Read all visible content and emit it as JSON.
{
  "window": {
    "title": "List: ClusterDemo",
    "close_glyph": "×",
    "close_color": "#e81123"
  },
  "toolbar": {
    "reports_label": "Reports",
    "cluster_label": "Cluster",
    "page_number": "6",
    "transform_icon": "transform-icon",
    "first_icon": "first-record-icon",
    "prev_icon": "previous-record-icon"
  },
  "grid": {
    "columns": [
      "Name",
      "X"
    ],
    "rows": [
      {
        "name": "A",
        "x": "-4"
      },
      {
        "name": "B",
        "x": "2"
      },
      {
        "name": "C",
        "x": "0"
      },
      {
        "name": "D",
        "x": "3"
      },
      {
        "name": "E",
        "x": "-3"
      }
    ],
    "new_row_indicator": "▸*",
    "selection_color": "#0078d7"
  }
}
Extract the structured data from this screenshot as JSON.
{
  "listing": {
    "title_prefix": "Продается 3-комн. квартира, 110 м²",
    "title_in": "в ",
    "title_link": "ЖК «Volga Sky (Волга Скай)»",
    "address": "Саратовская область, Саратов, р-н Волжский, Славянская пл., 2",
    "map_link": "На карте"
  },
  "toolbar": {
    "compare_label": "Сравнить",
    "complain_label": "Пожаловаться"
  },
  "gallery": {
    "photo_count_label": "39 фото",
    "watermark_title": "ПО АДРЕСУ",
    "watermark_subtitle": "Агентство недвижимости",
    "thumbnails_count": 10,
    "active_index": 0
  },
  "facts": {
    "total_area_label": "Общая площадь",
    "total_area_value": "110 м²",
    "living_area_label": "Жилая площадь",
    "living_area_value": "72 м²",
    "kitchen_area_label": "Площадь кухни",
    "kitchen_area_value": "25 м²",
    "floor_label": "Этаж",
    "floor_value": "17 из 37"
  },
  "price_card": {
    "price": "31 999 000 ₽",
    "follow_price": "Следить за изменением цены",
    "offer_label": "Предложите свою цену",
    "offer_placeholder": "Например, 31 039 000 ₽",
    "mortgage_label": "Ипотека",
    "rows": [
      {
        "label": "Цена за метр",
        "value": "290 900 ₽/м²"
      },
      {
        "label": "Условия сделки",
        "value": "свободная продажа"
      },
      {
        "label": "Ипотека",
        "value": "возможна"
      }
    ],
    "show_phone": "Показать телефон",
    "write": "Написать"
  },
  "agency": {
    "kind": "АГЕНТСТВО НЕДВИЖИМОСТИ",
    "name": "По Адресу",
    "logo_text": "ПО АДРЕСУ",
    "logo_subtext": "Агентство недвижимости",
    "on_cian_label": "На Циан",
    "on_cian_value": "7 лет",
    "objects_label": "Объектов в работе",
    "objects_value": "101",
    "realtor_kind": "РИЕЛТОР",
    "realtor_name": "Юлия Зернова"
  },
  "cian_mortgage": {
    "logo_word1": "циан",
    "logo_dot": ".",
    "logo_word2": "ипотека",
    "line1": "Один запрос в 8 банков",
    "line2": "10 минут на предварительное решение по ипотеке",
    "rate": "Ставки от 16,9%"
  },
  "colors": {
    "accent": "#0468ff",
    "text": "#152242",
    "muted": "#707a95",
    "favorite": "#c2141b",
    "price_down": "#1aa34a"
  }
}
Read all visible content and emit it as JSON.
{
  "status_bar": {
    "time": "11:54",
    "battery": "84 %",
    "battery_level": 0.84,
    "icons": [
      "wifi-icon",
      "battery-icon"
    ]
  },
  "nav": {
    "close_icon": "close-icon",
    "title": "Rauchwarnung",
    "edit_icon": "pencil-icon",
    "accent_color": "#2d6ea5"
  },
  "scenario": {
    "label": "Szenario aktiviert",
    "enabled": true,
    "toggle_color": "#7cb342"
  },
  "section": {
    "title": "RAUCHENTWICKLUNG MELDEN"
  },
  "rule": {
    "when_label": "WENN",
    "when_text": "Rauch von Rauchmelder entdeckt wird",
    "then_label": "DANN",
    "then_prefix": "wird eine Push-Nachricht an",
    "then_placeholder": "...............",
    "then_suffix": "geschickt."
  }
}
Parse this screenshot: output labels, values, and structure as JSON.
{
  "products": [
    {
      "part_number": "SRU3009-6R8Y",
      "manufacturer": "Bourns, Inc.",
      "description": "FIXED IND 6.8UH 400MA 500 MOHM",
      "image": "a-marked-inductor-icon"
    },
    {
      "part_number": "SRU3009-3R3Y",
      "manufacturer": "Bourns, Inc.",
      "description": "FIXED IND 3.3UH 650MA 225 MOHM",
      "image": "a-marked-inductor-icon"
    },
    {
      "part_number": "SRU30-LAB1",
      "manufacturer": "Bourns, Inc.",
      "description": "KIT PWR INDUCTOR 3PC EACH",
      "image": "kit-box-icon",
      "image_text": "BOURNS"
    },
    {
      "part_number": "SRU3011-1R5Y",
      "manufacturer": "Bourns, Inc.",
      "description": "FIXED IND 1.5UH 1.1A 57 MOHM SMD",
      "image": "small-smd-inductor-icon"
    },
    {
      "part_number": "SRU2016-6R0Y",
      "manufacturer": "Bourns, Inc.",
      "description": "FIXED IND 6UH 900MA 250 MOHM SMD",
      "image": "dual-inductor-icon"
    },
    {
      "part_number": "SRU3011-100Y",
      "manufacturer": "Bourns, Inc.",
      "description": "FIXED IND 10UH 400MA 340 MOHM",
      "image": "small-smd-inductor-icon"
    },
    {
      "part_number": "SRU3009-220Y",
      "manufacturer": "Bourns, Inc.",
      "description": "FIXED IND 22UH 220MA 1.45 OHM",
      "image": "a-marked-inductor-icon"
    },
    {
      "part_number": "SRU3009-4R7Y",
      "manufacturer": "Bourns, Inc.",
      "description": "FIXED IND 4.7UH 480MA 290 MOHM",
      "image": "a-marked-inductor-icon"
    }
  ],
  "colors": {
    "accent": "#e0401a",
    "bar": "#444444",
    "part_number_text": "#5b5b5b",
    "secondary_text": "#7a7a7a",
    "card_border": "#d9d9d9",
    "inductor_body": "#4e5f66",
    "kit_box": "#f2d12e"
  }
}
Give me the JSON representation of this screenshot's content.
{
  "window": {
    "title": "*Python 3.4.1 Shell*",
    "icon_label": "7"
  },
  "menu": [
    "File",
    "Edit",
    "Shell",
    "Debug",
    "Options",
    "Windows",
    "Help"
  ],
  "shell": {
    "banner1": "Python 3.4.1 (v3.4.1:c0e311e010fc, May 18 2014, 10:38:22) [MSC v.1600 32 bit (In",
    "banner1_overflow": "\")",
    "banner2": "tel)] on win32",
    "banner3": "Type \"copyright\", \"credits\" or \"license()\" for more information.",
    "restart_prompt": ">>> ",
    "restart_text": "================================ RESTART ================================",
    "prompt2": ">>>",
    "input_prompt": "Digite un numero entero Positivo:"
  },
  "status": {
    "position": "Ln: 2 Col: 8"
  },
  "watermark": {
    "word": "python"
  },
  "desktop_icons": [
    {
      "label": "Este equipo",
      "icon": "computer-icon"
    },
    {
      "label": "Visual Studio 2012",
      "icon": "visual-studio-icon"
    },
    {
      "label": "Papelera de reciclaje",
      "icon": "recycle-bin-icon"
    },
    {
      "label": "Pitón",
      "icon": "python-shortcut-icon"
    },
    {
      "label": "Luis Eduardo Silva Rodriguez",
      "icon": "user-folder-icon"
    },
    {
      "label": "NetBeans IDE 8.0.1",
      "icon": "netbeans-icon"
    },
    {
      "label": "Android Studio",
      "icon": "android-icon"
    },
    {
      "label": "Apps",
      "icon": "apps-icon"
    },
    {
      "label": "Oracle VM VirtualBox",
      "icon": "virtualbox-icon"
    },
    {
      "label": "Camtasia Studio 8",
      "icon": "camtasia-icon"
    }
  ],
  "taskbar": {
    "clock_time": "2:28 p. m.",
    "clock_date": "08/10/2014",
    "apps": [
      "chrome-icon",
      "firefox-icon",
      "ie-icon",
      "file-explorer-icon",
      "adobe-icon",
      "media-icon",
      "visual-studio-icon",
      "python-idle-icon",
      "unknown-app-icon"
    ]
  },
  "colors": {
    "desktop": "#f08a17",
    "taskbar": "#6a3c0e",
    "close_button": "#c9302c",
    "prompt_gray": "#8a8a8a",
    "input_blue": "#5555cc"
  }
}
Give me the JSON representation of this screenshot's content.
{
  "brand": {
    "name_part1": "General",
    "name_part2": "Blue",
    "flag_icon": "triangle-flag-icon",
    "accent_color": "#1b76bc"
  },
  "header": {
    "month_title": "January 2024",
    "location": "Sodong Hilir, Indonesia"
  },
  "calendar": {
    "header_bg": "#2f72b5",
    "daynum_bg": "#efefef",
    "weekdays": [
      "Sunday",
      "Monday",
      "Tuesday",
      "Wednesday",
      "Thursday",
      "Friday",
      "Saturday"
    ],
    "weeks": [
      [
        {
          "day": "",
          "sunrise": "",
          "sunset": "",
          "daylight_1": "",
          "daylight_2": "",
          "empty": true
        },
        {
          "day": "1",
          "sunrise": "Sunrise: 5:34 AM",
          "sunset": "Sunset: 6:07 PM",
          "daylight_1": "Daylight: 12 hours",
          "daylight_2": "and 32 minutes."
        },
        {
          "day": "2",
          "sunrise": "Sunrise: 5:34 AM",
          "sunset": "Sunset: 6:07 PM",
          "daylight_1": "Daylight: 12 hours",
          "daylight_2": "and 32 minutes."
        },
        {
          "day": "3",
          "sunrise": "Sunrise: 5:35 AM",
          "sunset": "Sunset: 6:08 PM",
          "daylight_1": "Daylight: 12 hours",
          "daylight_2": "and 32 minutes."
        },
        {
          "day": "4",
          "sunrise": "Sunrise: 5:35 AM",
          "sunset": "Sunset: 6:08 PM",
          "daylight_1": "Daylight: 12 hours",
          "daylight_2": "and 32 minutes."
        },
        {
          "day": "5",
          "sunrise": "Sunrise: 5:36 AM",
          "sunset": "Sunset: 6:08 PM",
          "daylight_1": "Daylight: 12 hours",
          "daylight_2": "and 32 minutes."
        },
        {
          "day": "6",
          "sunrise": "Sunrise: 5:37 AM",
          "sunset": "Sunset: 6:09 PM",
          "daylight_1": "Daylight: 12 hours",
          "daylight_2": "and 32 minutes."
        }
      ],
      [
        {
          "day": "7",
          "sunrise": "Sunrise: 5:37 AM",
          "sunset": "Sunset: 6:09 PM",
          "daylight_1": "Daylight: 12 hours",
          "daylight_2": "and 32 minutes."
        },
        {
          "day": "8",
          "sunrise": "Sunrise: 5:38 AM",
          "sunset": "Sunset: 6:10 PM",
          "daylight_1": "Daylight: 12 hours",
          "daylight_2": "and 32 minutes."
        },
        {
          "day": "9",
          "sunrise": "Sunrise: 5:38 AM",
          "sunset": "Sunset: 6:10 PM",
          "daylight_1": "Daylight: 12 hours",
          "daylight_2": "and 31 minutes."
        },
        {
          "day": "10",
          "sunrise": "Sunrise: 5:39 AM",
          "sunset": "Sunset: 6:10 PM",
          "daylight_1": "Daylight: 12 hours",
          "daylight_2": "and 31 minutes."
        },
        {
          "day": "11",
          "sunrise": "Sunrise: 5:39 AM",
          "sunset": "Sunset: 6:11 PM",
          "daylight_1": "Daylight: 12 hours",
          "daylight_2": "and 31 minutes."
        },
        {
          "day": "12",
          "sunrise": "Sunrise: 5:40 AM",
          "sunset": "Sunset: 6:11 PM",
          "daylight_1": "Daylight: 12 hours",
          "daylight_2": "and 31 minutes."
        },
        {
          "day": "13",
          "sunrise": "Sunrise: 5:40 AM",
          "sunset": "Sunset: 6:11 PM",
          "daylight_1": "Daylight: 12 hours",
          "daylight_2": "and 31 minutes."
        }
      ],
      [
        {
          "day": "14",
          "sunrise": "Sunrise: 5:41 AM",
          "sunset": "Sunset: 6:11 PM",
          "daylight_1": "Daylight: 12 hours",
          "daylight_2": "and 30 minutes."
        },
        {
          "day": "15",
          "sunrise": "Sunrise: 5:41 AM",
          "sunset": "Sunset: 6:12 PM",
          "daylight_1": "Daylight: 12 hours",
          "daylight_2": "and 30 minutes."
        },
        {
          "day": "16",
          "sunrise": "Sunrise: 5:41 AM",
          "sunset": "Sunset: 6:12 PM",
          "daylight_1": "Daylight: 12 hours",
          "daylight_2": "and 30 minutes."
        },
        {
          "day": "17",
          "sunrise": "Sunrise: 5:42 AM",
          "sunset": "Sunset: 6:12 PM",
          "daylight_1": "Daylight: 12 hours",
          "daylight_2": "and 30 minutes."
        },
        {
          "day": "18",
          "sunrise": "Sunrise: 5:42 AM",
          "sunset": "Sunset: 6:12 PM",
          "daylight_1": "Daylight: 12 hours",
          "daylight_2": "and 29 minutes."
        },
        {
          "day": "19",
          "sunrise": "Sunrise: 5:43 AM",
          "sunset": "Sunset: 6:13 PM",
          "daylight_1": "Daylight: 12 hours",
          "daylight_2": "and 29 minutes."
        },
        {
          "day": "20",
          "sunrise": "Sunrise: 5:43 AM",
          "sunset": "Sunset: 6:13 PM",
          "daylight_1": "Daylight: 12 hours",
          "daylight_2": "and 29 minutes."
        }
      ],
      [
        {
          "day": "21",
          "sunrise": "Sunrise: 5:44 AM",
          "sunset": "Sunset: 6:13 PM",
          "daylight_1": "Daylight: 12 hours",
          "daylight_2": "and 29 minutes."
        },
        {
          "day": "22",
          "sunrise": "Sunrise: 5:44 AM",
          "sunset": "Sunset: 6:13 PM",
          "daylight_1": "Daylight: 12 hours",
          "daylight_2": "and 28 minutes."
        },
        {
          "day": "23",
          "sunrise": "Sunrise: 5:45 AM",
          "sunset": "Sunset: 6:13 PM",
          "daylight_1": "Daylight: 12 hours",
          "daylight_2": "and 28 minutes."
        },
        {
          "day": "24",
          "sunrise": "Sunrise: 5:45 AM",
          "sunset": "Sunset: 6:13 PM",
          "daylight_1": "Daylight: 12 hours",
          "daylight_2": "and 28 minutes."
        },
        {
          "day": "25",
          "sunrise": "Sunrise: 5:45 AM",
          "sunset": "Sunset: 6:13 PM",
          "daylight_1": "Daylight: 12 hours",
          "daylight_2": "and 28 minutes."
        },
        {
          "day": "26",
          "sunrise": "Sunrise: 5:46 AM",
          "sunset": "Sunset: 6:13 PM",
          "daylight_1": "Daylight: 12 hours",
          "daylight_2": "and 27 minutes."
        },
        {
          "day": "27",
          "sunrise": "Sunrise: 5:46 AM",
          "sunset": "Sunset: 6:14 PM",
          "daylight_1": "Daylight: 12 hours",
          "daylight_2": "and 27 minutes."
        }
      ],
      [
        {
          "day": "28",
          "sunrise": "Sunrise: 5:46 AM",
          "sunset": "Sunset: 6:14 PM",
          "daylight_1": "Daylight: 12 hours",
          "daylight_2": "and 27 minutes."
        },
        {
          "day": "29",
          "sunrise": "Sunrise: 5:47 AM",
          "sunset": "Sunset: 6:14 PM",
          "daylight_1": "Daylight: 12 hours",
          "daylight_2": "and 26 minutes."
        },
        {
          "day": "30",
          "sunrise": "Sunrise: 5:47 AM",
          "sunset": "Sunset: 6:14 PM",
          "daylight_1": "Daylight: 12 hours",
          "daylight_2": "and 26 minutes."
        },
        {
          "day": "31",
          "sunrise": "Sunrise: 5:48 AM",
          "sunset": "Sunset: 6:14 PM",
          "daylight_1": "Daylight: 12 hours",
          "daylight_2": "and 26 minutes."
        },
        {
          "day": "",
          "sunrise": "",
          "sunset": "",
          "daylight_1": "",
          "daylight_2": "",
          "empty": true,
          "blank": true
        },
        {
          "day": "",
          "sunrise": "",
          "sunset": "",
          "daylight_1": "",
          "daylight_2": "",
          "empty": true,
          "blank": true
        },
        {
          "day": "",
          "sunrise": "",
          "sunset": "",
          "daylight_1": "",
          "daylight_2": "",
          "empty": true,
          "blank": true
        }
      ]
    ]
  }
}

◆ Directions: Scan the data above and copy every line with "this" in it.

◆ Task answer:
Extract the structured data from this screenshot as JSON.
Parse this screenshot: output labels, values, and structure as JSON.
Give me the JSON representation of this screenshot's content.
Give me the JSON representation of this screenshot's content.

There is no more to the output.